His advice on connecting different constituencies: “Activists need to create a story that is accessible to people who are not necessarily in our movements but who are in need of a bold and inspiring vision,” Torres says. “To me, it’s telling a story of America that intersects with race, gender, and class” and turning what might seem like differences into “a weapon in our arsenal that creates an America that never has happened before — a country for all of us.”


Meet all the fixers on this year’s Grist 50.


Watch the throne, Elon

Europe is going all in for batteries.

Daimler AG, the company behind Mercedes-Benz, just broke ground on a $543 million lithium-ion battery plant in Germany, Bloomberg reports. Consider it a response to Tesla’s $5 billion gigafactory under construction in Nevada, as car makers and utilities drive demand for more powerful and less expensive batteries.

The German plant is the first of many such factories planned in Europe, including a 4 billion-euro ($4.5 billion) battery plant slated for Sweden by 2023. With all this investment in batteries, prices could fall by 43 percent, estimates Bloomberg’s energy research unit — enough to make electric cars cheaper than their fossil-fueled counterparts by 2030.

Cheap, reliable batteries are the key to affordable electric cars and greener energy systems, as we’ve reported. Finland and Italy are also testing large-scale battery storage systems to use with solar and wind projects. Good storage can turn an erratic and unpredictable power supply into a stable and responsive one.

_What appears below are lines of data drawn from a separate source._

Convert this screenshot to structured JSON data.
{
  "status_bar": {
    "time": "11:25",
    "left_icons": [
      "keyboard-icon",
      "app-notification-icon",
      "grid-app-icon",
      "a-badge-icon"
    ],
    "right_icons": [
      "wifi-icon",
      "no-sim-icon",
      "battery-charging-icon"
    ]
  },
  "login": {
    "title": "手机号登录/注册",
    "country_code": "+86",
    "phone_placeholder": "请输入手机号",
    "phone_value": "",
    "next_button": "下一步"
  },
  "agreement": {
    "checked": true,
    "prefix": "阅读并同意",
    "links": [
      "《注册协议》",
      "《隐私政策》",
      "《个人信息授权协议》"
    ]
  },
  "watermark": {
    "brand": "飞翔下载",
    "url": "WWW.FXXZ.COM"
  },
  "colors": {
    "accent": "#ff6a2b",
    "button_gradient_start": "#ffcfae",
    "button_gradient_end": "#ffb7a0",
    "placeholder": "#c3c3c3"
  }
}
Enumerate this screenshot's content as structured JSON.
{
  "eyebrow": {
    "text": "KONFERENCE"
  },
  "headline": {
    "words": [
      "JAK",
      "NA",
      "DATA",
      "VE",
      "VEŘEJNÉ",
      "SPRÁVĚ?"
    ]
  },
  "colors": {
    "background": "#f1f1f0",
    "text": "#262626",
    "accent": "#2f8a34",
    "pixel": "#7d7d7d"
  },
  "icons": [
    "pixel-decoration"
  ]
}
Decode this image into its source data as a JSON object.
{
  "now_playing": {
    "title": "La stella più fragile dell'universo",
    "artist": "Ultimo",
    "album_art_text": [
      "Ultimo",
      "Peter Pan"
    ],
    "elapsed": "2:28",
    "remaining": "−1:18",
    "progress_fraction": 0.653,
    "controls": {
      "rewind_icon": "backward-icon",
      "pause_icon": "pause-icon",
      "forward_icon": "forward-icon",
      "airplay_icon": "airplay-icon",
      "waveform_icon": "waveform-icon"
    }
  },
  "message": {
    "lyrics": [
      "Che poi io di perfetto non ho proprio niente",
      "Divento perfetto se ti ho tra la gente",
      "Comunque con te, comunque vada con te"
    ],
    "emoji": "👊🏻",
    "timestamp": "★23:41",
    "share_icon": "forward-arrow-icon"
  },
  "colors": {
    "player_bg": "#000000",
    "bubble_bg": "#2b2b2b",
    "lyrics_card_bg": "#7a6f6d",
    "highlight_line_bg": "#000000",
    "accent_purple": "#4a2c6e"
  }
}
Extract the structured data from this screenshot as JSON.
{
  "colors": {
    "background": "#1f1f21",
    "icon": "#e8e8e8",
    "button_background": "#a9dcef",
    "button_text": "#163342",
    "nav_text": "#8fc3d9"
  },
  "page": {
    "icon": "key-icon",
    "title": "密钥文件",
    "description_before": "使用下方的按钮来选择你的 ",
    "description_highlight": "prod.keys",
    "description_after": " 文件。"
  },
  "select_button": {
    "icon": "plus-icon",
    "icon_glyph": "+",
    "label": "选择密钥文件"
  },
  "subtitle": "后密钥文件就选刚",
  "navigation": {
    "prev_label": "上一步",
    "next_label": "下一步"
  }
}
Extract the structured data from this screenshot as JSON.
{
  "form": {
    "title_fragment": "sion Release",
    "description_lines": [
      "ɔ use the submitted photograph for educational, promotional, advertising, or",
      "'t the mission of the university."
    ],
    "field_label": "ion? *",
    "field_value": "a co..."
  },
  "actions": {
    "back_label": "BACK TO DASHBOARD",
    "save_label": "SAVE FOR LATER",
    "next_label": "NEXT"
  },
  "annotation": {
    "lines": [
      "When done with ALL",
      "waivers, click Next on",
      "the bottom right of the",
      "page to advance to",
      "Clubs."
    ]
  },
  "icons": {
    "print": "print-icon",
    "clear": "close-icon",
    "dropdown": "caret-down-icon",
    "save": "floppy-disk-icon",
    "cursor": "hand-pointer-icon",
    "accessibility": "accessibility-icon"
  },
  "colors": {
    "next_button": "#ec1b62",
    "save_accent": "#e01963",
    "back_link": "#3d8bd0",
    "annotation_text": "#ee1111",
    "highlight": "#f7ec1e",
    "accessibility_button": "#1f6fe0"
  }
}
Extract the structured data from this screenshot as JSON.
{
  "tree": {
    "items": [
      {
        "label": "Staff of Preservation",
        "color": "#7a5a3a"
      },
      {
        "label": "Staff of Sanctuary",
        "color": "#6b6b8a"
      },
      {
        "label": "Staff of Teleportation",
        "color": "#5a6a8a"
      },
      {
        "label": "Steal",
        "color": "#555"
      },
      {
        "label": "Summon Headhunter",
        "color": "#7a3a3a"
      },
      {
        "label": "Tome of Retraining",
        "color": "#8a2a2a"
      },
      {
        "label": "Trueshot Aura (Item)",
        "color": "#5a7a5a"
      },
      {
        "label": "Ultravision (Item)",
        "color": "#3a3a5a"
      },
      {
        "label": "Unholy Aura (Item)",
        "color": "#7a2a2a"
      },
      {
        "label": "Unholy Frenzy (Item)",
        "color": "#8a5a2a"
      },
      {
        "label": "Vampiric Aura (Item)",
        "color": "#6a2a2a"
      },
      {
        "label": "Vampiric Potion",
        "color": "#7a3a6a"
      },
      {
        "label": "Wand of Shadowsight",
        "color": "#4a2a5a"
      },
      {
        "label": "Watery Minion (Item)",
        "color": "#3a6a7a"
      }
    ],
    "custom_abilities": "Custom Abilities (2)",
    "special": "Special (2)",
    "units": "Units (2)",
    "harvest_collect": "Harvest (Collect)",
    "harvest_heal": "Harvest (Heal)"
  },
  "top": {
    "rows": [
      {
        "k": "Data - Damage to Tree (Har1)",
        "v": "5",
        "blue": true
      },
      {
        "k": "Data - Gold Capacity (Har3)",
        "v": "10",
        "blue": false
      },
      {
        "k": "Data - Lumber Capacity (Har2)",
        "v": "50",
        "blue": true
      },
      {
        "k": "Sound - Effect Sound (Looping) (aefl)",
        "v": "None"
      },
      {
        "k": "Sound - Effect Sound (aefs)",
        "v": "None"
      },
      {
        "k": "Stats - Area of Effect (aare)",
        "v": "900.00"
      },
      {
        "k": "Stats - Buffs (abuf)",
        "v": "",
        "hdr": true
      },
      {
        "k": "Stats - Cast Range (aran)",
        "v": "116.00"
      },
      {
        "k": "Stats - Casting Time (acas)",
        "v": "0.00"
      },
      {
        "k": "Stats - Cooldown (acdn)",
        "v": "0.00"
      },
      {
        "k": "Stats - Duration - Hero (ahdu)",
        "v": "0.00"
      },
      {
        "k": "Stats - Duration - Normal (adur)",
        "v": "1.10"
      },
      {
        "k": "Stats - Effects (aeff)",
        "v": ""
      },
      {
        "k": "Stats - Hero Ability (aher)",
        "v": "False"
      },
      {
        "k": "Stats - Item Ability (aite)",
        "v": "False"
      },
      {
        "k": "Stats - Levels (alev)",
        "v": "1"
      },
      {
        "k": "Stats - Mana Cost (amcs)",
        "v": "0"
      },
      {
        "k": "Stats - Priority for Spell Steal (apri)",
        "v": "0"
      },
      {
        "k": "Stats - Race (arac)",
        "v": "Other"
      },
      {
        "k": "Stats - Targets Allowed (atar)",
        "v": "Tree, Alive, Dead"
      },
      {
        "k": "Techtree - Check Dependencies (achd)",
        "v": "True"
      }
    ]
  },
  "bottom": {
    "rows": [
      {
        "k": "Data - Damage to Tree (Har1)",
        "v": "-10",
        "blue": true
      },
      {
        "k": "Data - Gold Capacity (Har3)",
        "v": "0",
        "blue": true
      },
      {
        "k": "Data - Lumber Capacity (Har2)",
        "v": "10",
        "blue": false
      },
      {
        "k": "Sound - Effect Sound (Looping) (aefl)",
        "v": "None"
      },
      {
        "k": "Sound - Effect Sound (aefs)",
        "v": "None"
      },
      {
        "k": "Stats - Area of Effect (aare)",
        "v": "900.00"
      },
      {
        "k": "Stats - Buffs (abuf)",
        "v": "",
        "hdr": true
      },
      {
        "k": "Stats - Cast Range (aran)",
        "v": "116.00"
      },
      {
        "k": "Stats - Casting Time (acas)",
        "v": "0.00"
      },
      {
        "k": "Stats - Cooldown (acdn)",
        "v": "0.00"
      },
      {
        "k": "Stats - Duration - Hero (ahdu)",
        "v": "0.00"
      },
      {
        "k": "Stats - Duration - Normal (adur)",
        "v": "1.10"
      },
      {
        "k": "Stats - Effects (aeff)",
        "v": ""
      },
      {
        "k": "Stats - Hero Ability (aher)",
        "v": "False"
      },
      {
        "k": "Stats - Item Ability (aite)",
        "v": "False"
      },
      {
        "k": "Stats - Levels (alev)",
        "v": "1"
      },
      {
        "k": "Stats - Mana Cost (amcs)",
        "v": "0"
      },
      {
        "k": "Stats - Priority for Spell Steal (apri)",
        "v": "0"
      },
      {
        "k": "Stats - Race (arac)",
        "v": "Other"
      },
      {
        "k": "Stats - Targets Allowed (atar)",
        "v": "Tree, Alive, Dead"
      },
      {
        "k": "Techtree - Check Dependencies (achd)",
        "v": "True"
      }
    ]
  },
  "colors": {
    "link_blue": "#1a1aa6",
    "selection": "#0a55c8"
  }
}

And of course, growth of EVs and utility-scale solar are interconnected, too. As more plug-in vehicles draw their energy from an increasingly renewable-powered grid, more storage will be necessary to meet that demand. It just keeps coming back to batteries.